++++ Exercise data
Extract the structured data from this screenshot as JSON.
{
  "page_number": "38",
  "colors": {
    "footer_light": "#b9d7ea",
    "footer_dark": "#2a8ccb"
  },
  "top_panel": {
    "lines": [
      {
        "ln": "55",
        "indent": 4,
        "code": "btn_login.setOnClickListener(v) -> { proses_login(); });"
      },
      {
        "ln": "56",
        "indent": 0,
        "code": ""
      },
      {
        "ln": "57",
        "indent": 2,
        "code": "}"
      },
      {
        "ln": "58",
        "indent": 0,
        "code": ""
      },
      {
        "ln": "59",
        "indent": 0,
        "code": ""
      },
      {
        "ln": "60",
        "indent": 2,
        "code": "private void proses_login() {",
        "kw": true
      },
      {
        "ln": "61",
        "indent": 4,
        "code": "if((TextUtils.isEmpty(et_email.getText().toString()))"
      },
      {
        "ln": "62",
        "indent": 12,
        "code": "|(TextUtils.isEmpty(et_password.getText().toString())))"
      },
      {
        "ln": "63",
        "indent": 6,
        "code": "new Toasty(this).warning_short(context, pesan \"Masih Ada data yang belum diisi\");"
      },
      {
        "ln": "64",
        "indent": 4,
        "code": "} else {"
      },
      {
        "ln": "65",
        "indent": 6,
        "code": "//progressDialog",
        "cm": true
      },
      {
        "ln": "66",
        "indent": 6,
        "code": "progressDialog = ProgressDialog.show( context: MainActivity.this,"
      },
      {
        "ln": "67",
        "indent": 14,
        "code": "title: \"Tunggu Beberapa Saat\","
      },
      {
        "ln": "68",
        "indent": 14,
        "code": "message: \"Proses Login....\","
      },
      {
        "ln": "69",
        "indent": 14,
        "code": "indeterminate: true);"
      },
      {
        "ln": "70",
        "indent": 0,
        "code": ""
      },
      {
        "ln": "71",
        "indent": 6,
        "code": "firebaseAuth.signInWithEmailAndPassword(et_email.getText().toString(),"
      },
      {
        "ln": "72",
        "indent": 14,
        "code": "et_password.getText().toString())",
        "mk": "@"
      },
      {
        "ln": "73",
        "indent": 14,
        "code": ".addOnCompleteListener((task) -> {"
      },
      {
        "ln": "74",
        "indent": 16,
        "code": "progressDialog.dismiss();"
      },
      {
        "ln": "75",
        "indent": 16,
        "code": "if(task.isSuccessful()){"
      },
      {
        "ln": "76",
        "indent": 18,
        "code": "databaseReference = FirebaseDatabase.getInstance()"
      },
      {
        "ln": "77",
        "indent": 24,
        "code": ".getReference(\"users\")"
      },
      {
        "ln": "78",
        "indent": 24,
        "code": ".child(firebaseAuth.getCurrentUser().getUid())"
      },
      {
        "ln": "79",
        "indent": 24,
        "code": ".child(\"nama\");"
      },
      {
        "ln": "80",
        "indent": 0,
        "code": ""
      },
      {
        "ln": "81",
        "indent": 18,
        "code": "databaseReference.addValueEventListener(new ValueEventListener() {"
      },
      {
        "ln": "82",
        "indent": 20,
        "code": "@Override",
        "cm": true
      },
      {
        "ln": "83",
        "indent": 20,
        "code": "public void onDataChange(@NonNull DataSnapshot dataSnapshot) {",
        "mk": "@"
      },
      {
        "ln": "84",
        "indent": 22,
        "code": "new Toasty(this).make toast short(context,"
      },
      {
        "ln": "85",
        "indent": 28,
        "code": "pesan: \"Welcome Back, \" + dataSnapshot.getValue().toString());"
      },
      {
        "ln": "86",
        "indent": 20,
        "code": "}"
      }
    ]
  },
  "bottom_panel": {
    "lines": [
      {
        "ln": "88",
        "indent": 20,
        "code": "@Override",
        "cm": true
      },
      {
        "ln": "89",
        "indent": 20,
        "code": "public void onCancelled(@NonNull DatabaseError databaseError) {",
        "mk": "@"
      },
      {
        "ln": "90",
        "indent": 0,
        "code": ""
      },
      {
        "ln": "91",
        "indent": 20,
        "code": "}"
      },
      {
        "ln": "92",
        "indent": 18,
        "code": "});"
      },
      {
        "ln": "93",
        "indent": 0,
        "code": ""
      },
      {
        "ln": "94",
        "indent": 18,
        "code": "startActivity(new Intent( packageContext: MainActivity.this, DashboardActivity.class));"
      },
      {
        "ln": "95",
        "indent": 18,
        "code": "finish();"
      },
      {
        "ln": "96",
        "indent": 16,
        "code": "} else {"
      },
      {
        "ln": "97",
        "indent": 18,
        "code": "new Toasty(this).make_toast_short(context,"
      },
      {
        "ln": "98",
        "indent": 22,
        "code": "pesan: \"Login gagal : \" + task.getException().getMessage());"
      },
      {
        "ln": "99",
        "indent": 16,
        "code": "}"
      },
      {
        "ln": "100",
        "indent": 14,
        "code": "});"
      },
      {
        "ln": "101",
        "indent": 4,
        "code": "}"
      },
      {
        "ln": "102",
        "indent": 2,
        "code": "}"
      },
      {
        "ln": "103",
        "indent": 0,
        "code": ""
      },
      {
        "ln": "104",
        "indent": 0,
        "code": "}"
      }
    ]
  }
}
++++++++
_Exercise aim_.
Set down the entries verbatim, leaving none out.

_Task result_.
Extract the structured data from this screenshot as JSON.
{
  "page_number": "38",
  "colors": {
    "footer_light": "#b9d7ea",
    "footer_dark": "#2a8ccb"
  },
  "top_panel": {
    "lines": [
      {
        "ln": "55",
        "indent": 4,
        "code": "btn_login.setOnClickListener(v) -> { proses_login(); });"
      },
      {
        "ln": "56",
        "indent": 0,
        "code": ""
      },
      {
        "ln": "57",
        "indent": 2,
        "code": "}"
      },
      {
        "ln": "58",
        "indent": 0,
        "code": ""
      },
      {
        "ln": "59",
        "indent": 0,
        "code": ""
      },
      {
        "ln": "60",
        "indent": 2,
        "code": "private void proses_login() {",
        "kw": true
      },
      {
        "ln": "61",
        "indent": 4,
        "code": "if((TextUtils.isEmpty(et_email.getText().toString()))"
      },
      {
        "ln": "62",
        "indent": 12,
        "code": "|(TextUtils.isEmpty(et_password.getText().toString())))"
      },
      {
        "ln": "63",
        "indent": 6,
        "code": "new Toasty(this).warning_short(context, pesan \"Masih Ada data yang belum diisi\");"
      },
      {
        "ln": "64",
        "indent": 4,
        "code": "} else {"
      },
      {
        "ln": "65",
        "indent": 6,
        "code": "//progressDialog",
        "cm": true
      },
      {
        "ln": "66",
        "indent": 6,
        "code": "progressDialog = ProgressDialog.show( context: MainActivity.this,"
      },
      {
        "ln": "67",
        "indent": 14,
        "code": "title: \"Tunggu Beberapa Saat\","
      },
      {
        "ln": "68",
        "indent": 14,
        "code": "message: \"Proses Login....\","
      },
      {
        "ln": "69",
        "indent": 14,
        "code": "indeterminate: true);"
      },
      {
        "ln": "70",
        "indent": 0,
        "code": ""
      },
      {
        "ln": "71",
        "indent": 6,
        "code": "firebaseAuth.signInWithEmailAndPassword(et_email.getText().toString(),"
      },
      {
        "ln": "72",
        "indent": 14,
        "code": "et_password.getText().toString())",
        "mk": "@"
      },
      {
        "ln": "73",
        "indent": 14,
        "code": ".addOnCompleteListener((task) -> {"
      },
      {
        "ln": "74",
        "indent": 16,
        "code": "progressDialog.dismiss();"
      },
      {
        "ln": "75",
        "indent": 16,
        "code": "if(task.isSuccessful()){"
      },
      {
        "ln": "76",
        "indent": 18,
        "code": "databaseReference = FirebaseDatabase.getInstance()"
      },
      {
        "ln": "77",
        "indent": 24,
        "code": ".getReference(\"users\")"
      },
      {
        "ln": "78",
        "indent": 24,
        "code": ".child(firebaseAuth.getCurrentUser().getUid())"
      },
      {
        "ln": "79",
        "indent": 24,
        "code": ".child(\"nama\");"
      },
      {
        "ln": "80",
        "indent": 0,
        "code": ""
      },
      {
        "ln": "81",
        "indent": 18,
        "code": "databaseReference.addValueEventListener(new ValueEventListener() {"
      },
      {
        "ln": "82",
        "indent": 20,
        "code": "@Override",
        "cm": true
      },
      {
        "ln": "83",
        "indent": 20,
        "code": "public void onDataChange(@NonNull DataSnapshot dataSnapshot) {",
        "mk": "@"
      },
      {
        "ln": "84",
        "indent": 22,
        "code": "new Toasty(this).make toast short(context,"
      },
      {
        "ln": "85",
        "indent": 28,
        "code": "pesan: \"Welcome Back, \" + dataSnapshot.getValue().toString());"
      },
      {
        "ln": "86",
        "indent": 20,
        "code": "}"
      }
    ]
  },
  "bottom_panel": {
    "lines": [
      {
        "ln": "88",
        "indent": 20,
        "code": "@Override",
        "cm": true
      },
      {
        "ln": "89",
        "indent": 20,
        "code": "public void onCancelled(@NonNull DatabaseError databaseError) {",
        "mk": "@"
      },
      {
        "ln": "90",
        "indent": 0,
        "code": ""
      },
      {
        "ln": "91",
        "indent": 20,
        "code": "}"
      },
      {
        "ln": "92",
        "indent": 18,
        "code": "});"
      },
      {
        "ln": "93",
        "indent": 0,
        "code": ""
      },
      {
        "ln": "94",
        "indent": 18,
        "code": "startActivity(new Intent( packageContext: MainActivity.this, DashboardActivity.class));"
      },
      {
        "ln": "95",
        "indent": 18,
        "code": "finish();"
      },
      {
        "ln": "96",
        "indent": 16,
        "code": "} else {"
      },
      {
        "ln": "97",
        "indent": 18,
        "code": "new Toasty(this).make_toast_short(context,"
      },
      {
        "ln": "98",
        "indent": 22,
        "code": "pesan: \"Login gagal : \" + task.getException().getMessage());"
      },
      {
        "ln": "99",
        "indent": 16,
        "code": "}"
      },
      {
        "ln": "100",
        "indent": 14,
        "code": "});"
      },
      {
        "ln": "101",
        "indent": 4,
        "code": "}"
      },
      {
        "ln": "102",
        "indent": 2,
        "code": "}"
      },
      {
        "ln": "103",
        "indent": 0,
        "code": ""
      },
      {
        "ln": "104",
        "indent": 0,
        "code": "}"
      }
    ]
  }
}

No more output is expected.